**The input**:
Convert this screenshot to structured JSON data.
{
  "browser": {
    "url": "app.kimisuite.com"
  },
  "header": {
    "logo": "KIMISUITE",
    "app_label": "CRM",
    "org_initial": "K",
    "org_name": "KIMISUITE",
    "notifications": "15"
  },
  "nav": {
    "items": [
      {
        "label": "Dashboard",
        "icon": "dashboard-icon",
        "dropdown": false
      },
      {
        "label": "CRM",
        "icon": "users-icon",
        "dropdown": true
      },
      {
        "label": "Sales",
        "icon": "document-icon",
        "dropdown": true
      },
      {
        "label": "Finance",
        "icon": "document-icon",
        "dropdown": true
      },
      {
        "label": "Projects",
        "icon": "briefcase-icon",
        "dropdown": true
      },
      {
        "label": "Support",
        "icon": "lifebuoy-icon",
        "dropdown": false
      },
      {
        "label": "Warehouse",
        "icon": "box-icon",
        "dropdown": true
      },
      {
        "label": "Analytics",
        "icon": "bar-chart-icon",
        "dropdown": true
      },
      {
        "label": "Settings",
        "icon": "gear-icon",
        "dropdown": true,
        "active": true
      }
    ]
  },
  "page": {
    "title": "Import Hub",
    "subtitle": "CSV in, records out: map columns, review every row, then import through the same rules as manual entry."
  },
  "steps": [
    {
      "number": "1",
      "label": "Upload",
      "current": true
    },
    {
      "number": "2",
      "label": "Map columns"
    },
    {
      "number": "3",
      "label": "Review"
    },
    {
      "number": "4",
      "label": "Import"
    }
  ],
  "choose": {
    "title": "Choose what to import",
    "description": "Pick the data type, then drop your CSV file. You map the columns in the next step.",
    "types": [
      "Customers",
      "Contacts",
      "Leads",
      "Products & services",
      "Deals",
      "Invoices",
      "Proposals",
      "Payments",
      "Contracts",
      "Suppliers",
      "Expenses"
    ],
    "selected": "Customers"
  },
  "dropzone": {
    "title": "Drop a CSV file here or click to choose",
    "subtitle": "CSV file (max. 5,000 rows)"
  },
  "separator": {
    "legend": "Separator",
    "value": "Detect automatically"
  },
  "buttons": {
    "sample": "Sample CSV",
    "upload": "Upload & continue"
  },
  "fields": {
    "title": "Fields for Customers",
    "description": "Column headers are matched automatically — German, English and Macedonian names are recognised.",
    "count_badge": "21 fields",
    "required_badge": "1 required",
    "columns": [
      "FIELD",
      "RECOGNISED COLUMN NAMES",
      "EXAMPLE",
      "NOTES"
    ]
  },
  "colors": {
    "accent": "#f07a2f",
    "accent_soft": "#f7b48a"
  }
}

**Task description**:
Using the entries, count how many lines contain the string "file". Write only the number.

**Response box**:
3